::: GIVEN RECORDS
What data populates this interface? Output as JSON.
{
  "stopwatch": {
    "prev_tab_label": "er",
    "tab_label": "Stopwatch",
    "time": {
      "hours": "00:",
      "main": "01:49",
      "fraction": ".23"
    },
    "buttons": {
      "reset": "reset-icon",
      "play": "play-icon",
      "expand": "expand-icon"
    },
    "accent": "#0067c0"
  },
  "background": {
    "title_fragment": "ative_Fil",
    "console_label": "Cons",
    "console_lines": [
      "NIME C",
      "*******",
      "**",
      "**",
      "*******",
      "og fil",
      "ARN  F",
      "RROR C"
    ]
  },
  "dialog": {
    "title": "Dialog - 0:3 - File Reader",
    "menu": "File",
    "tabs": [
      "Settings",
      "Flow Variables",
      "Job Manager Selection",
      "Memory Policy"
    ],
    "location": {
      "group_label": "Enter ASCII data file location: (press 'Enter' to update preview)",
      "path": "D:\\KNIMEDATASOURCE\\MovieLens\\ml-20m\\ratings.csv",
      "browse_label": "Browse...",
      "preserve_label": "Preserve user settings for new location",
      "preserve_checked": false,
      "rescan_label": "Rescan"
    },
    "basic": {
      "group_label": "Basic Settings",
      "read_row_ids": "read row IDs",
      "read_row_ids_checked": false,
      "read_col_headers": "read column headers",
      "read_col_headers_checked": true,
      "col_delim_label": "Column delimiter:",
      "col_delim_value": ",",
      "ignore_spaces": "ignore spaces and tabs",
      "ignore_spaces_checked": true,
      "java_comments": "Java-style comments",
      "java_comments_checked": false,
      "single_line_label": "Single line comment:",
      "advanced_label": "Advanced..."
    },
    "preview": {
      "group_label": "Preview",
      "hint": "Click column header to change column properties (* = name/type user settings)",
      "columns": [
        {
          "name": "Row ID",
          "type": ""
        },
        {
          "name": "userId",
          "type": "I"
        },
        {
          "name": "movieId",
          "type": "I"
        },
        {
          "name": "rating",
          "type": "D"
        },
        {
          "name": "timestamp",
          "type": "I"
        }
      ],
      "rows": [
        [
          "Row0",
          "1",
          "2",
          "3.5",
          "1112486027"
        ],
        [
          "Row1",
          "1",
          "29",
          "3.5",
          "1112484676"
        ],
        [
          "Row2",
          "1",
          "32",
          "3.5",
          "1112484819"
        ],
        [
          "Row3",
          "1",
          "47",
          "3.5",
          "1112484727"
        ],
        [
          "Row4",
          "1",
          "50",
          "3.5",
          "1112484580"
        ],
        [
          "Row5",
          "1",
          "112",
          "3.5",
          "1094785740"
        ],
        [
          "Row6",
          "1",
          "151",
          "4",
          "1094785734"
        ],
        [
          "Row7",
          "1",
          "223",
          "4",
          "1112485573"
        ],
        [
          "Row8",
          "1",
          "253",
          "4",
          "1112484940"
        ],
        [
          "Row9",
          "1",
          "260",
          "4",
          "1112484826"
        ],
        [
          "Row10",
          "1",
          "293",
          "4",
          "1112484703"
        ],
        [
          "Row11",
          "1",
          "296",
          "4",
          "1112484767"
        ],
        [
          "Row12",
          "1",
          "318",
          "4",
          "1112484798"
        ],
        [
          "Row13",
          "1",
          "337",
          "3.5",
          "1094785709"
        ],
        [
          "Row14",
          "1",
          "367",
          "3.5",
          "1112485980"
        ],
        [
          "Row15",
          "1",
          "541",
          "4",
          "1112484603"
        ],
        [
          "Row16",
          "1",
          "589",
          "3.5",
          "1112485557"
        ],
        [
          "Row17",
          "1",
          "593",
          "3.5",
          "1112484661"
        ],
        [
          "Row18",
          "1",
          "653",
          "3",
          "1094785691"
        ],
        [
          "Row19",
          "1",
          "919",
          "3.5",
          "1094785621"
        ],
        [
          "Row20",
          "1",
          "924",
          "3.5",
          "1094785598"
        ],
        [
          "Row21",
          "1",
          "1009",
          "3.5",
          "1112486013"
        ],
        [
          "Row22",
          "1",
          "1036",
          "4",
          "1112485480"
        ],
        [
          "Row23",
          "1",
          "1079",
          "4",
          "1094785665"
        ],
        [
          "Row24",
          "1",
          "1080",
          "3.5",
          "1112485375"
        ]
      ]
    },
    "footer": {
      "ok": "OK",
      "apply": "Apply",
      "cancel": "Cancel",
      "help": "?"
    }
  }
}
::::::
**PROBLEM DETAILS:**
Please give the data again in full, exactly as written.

**OUTPUT FOR THIS EXERCISE:**
What data populates this interface? Output as JSON.
{
  "stopwatch": {
    "prev_tab_label": "er",
    "tab_label": "Stopwatch",
    "time": {
      "hours": "00:",
      "main": "01:49",
      "fraction": ".23"
    },
    "buttons": {
      "reset": "reset-icon",
      "play": "play-icon",
      "expand": "expand-icon"
    },
    "accent": "#0067c0"
  },
  "background": {
    "title_fragment": "ative_Fil",
    "console_label": "Cons",
    "console_lines": [
      "NIME C",
      "*******",
      "**",
      "**",
      "*******",
      "og fil",
      "ARN  F",
      "RROR C"
    ]
  },
  "dialog": {
    "title": "Dialog - 0:3 - File Reader",
    "menu": "File",
    "tabs": [
      "Settings",
      "Flow Variables",
      "Job Manager Selection",
      "Memory Policy"
    ],
    "location": {
      "group_label": "Enter ASCII data file location: (press 'Enter' to update preview)",
      "path": "D:\\KNIMEDATASOURCE\\MovieLens\\ml-20m\\ratings.csv",
      "browse_label": "Browse...",
      "preserve_label": "Preserve user settings for new location",
      "preserve_checked": false,
      "rescan_label": "Rescan"
    },
    "basic": {
      "group_label": "Basic Settings",
      "read_row_ids": "read row IDs",
      "read_row_ids_checked": false,
      "read_col_headers": "read column headers",
      "read_col_headers_checked": true,
      "col_delim_label": "Column delimiter:",
      "col_delim_value": ",",
      "ignore_spaces": "ignore spaces and tabs",
      "ignore_spaces_checked": true,
      "java_comments": "Java-style comments",
      "java_comments_checked": false,
      "single_line_label": "Single line comment:",
      "advanced_label": "Advanced..."
    },
    "preview": {
      "group_label": "Preview",
      "hint": "Click column header to change column properties (* = name/type user settings)",
      "columns": [
        {
          "name": "Row ID",
          "type": ""
        },
        {
          "name": "userId",
          "type": "I"
        },
        {
          "name": "movieId",
          "type": "I"
        },
        {
          "name": "rating",
          "type": "D"
        },
        {
          "name": "timestamp",
          "type": "I"
        }
      ],
      "rows": [
        [
          "Row0",
          "1",
          "2",
          "3.5",
          "1112486027"
        ],
        [
          "Row1",
          "1",
          "29",
          "3.5",
          "1112484676"
        ],
        [
          "Row2",
          "1",
          "32",
          "3.5",
          "1112484819"
        ],
        [
          "Row3",
          "1",
          "47",
          "3.5",
          "1112484727"
        ],
        [
          "Row4",
          "1",
          "50",
          "3.5",
          "1112484580"
        ],
        [
          "Row5",
          "1",
          "112",
          "3.5",
          "1094785740"
        ],
        [
          "Row6",
          "1",
          "151",
          "4",
          "1094785734"
        ],
        [
          "Row7",
          "1",
          "223",
          "4",
          "1112485573"
        ],
        [
          "Row8",
          "1",
          "253",
          "4",
          "1112484940"
        ],
        [
          "Row9",
          "1",
          "260",
          "4",
          "1112484826"
        ],
        [
          "Row10",
          "1",
          "293",
          "4",
          "1112484703"
        ],
        [
          "Row11",
          "1",
          "296",
          "4",
          "1112484767"
        ],
        [
          "Row12",
          "1",
          "318",
          "4",
          "1112484798"
        ],
        [
          "Row13",
          "1",
          "337",
          "3.5",
          "1094785709"
        ],
        [
          "Row14",
          "1",
          "367",
          "3.5",
          "1112485980"
        ],
        [
          "Row15",
          "1",
          "541",
          "4",
          "1112484603"
        ],
        [
          "Row16",
          "1",
          "589",
          "3.5",
          "1112485557"
        ],
        [
          "Row17",
          "1",
          "593",
          "3.5",
          "1112484661"
        ],
        [
          "Row18",
          "1",
          "653",
          "3",
          "1094785691"
        ],
        [
          "Row19",
          "1",
          "919",
          "3.5",
          "1094785621"
        ],
        [
          "Row20",
          "1",
          "924",
          "3.5",
          "1094785598"
        ],
        [
          "Row21",
          "1",
          "1009",
          "3.5",
          "1112486013"
        ],
        [
          "Row22",
          "1",
          "1036",
          "4",
          "1112485480"
        ],
        [
          "Row23",
          "1",
          "1079",
          "4",
          "1094785665"
        ],
        [
          "Row24",
          "1",
          "1080",
          "3.5",
          "1112485375"
        ]
      ]
    },
    "footer": {
      "ok": "OK",
      "apply": "Apply",
      "cancel": "Cancel",
      "help": "?"
    }
  }
}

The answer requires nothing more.